They said The Pillowman would be dark — they weren’t kidding. The outlook of the play is almost unremittingly bleak. The humour, of which there is either loads, or slim to none, depending entirely upon how ghoulish an individual you are, counters this only a little. Then again, with a play about child murders in a totalitarian state you can’t really expect much — or anything — in the way of sweetness and light.
The casting of the play is apt and effective. Claire Bowman gives an impressive performance as the flawed central character, retaining the audience’s interest even when Katurian does not have their sympathy. Dominic Applewhite and Jonathan Purkiss give nuanced performances as police officers Tupolski and Ariel, bookending the intensity of the play’s central scenes with comedy that remains dark enough not to jar with the overall tone. Featured prominently in the advertising of the play is its use of gender-blind casting. What was surprising about its implementation is how little (after a while) it seemed to matter that female actors were being addressed with male names and pronouns. The ease with which Bowman and D’Arcy’s excellent performances as “The Writer and his Brother” were accepted makes me wish wholeheartedly for more casting in this vein.
The realistic set of the interrogation room peels back fluidly to reveal a dark, wooded environment, a cutaway room jutting precariously into the dreamscape. There’s an appropriate element of ‘twisted fairy tale’ in this stage design — something unsettling that is difficult to pin down or explain without robbing it of its creepy charm. Staging steps up another notch with a cross formed of LED lights and also an ambitious and extremely effective take on one of Katurian’s characters.
Despite the high calibre of acting, and incredibly adept direction and conceptualisation of staging, there are some uncomfortable moments. There’s something that makes me squirm in my seat about listening to an audience of Oxonians sniggering at the way social and emotional norms are transgressed by Katurian’s brother, who has learning difficulties. Emma D’Arcy’s depiction of Michal’s learning difficulties is extremely impressive, but it’s hard to be certain to what extent the audience laugh simply because the lines are funny, or rather because Michal’s disability somehow causes the humour. The play’s toying with the trope of the despicable disabled individual is hardly cleverer or more nuanced than the equally overused endowment of similarly abled characters with near sainthood.
Disability as equivalent to evil is hardly new or original (Richard III anyone?) and this element of McDonagh’s play makes me more uncomfortable than I can adequately express. The Pillowman causes strong emotional responses in its audience, and I’m sure many of mine are highly subjective.
As the plot twists, turns, and doubles back on itself, so do responses to the characters, and even to the play itself. The act break is in a dangerous position plot-wise — I almost considered sneaking off in the interval to escape the darkness and disturbia. It’s not a feel good play.

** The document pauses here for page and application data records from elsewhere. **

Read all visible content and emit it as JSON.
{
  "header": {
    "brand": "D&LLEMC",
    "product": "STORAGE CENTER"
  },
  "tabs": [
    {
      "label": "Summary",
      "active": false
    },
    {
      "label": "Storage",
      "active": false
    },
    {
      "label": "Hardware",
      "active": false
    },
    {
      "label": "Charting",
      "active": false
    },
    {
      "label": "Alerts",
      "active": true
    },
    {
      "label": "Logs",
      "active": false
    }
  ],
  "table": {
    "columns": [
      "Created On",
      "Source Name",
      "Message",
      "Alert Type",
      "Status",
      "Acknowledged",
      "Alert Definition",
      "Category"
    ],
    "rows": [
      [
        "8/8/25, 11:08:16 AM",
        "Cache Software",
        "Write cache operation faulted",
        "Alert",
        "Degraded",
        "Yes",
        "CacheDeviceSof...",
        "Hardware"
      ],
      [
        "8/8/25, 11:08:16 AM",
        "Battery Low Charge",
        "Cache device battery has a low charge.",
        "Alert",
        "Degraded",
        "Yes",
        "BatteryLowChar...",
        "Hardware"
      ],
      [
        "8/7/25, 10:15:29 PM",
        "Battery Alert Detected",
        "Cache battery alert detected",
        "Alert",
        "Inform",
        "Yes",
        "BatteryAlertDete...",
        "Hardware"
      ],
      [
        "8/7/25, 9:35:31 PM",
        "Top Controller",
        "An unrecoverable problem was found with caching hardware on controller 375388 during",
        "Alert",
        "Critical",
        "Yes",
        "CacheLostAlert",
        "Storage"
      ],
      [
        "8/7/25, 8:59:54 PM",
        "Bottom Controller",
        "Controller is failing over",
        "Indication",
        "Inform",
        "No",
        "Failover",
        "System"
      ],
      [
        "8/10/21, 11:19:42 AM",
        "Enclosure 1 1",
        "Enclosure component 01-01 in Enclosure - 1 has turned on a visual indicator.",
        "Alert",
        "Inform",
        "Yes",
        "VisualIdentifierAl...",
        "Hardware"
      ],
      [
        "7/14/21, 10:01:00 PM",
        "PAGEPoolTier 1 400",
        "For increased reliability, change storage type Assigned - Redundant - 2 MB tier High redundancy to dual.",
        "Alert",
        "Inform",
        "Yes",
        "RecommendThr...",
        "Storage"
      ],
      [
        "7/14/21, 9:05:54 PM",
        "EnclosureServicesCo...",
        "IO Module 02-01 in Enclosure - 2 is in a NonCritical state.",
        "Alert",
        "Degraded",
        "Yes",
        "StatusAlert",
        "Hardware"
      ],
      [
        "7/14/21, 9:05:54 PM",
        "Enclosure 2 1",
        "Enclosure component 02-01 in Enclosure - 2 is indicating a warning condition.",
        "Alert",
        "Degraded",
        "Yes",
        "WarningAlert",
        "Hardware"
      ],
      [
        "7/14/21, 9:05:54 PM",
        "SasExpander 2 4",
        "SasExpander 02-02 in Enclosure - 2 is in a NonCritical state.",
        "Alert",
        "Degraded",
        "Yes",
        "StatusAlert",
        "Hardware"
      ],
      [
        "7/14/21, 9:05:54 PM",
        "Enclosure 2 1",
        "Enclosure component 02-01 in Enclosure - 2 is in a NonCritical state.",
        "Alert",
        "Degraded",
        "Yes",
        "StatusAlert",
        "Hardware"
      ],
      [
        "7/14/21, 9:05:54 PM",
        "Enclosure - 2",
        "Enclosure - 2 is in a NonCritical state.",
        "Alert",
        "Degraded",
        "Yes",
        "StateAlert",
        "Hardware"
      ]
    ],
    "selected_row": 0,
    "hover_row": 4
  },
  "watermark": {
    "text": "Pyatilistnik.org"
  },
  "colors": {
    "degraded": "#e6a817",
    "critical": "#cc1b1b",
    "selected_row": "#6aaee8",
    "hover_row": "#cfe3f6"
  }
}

For reasons I can’t fully explain without spoiling the plot (and possibly can’t explain full stop) I’m extremely glad I did stick around. This is not only because the standard of the production is incredible, but also because the play manages to pull off a feat I thought near impossible. It gestures towards some sort of meaning or purpose in the evitable sufferings of existence it depicts so vividly.
If you’ve got vast resources of emotional stamina, or a thirst for the macabre and gruesome, you’re bound to enjoy The Pillowman, and for anyone without these prerequisites — if you stick with it, I don’t think you’ll regret the experience.